Could you report every line of the listing below that holds the word "icon"?

##############################

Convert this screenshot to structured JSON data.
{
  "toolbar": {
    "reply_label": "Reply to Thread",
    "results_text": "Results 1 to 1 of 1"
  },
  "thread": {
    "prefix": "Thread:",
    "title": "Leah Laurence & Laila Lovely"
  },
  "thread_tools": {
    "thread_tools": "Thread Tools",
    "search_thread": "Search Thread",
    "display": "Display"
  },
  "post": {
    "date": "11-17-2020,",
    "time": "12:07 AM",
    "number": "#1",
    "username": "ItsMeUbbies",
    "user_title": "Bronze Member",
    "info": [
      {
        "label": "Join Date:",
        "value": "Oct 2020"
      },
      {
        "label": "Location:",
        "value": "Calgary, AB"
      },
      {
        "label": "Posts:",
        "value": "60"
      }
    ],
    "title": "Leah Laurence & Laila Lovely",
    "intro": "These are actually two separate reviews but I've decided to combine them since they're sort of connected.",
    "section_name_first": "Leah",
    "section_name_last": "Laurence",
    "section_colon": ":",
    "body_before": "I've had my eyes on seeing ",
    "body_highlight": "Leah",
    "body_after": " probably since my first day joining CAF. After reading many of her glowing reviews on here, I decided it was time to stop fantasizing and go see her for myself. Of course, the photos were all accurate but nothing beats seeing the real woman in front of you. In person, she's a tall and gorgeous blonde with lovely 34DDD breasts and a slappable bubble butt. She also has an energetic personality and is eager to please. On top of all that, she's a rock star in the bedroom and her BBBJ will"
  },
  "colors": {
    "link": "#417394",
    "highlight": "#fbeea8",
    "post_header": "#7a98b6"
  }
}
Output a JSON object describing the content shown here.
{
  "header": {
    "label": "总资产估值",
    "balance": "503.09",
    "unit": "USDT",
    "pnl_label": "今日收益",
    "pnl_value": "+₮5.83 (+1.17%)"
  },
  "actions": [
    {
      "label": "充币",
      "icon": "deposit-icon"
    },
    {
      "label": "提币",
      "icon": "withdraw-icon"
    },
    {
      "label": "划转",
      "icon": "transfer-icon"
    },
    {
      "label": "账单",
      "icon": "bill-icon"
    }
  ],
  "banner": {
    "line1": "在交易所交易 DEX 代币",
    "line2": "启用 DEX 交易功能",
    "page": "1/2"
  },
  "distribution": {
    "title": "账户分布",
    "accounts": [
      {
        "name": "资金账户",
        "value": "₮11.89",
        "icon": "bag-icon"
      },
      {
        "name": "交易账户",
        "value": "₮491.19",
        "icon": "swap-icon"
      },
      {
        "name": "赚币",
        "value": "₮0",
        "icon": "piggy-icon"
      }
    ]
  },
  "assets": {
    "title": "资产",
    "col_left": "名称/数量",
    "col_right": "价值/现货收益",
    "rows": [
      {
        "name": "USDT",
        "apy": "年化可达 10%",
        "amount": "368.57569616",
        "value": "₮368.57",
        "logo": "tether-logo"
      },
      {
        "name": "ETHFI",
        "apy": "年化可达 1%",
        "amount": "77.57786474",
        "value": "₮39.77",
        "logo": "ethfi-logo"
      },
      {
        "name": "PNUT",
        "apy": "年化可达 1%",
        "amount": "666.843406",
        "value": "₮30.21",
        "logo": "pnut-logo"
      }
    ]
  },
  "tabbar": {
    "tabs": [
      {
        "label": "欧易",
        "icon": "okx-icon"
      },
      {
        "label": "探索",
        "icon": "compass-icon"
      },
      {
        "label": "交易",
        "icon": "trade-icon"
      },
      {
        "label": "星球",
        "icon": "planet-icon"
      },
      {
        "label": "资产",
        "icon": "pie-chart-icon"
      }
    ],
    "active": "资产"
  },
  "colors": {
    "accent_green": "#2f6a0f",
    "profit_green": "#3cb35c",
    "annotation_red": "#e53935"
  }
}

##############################

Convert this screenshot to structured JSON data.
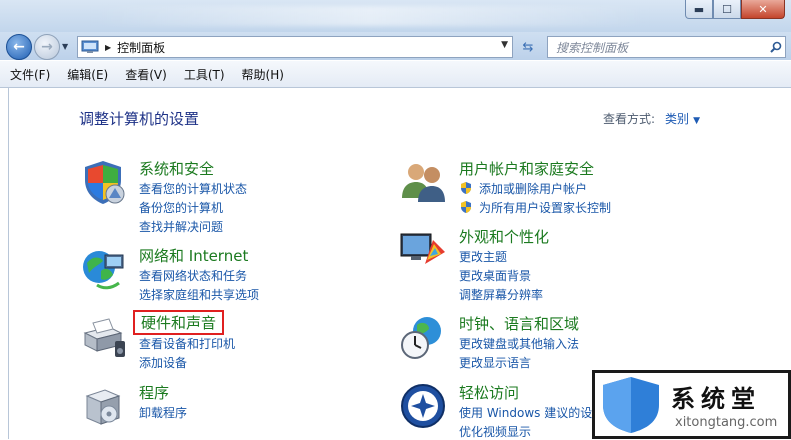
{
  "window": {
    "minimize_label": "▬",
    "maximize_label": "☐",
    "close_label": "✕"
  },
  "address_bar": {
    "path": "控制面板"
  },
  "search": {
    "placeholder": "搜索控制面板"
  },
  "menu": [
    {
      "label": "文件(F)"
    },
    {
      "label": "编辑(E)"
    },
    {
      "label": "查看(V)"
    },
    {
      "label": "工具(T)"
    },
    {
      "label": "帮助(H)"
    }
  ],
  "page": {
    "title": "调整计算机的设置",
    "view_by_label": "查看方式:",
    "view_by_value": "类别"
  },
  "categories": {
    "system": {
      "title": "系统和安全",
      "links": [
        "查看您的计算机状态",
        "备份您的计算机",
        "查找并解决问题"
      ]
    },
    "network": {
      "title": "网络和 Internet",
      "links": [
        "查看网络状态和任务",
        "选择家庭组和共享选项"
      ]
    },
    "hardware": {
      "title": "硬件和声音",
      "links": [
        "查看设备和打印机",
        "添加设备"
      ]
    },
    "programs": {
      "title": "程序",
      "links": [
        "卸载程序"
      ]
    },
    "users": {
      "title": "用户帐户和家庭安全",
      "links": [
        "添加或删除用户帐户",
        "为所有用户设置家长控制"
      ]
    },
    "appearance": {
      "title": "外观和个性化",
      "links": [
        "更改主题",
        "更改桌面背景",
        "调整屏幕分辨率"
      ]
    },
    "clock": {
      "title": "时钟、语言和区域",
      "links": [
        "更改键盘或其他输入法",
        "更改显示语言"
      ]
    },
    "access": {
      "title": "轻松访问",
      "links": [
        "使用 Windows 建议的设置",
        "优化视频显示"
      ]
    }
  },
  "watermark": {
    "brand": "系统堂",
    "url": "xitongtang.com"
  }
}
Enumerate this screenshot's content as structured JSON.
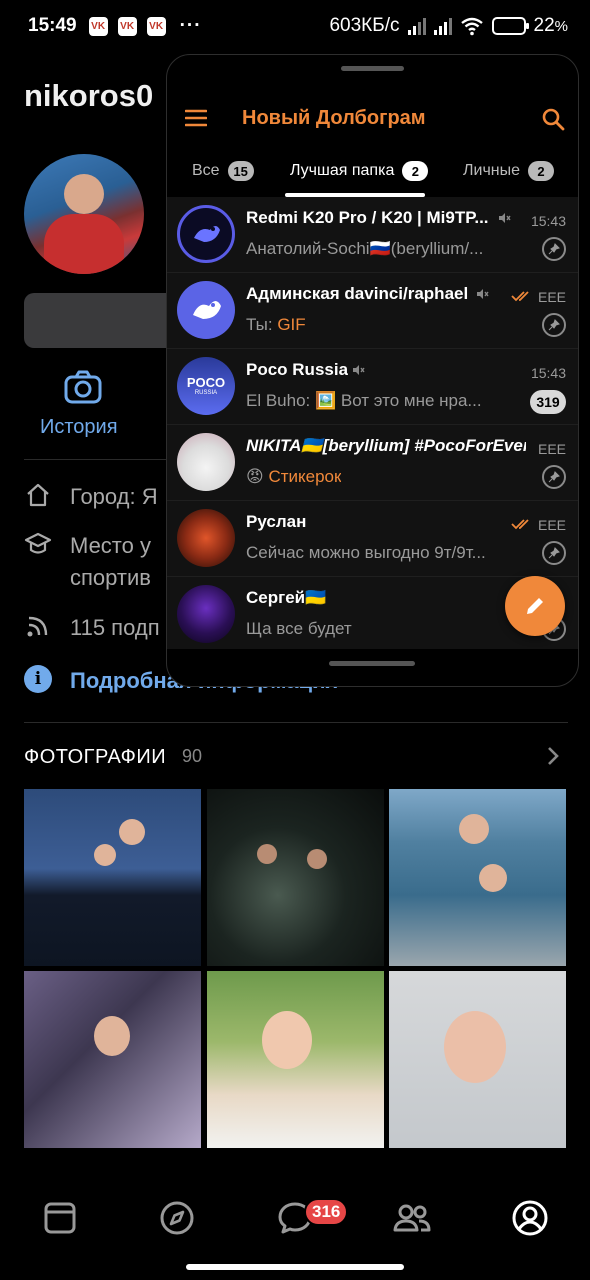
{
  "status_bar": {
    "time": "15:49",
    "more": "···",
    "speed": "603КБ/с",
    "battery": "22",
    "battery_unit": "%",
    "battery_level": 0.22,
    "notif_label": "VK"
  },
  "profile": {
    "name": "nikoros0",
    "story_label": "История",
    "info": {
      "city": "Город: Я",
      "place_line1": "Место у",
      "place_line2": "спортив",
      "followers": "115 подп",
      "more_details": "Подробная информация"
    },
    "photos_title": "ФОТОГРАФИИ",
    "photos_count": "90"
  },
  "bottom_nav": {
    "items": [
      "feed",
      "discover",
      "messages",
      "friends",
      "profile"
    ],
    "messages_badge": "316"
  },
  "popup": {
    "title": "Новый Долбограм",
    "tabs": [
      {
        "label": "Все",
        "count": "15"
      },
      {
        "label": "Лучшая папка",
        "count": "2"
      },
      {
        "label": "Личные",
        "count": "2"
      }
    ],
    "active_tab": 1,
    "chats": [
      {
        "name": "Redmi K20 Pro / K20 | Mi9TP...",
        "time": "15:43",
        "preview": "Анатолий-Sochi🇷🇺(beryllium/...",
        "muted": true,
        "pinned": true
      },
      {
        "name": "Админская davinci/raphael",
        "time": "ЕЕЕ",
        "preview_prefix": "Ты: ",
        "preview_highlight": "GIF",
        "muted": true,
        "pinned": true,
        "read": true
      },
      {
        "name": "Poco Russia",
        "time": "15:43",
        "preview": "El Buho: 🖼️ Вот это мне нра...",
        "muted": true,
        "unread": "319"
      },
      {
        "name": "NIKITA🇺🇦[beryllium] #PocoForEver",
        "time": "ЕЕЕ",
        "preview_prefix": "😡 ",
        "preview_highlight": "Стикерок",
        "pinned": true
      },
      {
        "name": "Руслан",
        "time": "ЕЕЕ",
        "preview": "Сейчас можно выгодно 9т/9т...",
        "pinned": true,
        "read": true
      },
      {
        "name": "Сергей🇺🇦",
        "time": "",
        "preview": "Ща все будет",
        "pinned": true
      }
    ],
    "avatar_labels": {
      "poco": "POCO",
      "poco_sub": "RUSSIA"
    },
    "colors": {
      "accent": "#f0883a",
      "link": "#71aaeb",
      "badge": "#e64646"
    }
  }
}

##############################

> _YOUR RESPONSE_:
      "icon": "deposit-icon"
      "icon": "withdraw-icon"
      "icon": "transfer-icon"
      "icon": "bill-icon"
        "icon": "bag-icon"
        "icon": "swap-icon"
        "icon": "piggy-icon"
        "icon": "okx-icon"
        "icon": "compass-icon"
        "icon": "trade-icon"
        "icon": "planet-icon"
        "icon": "pie-chart-icon"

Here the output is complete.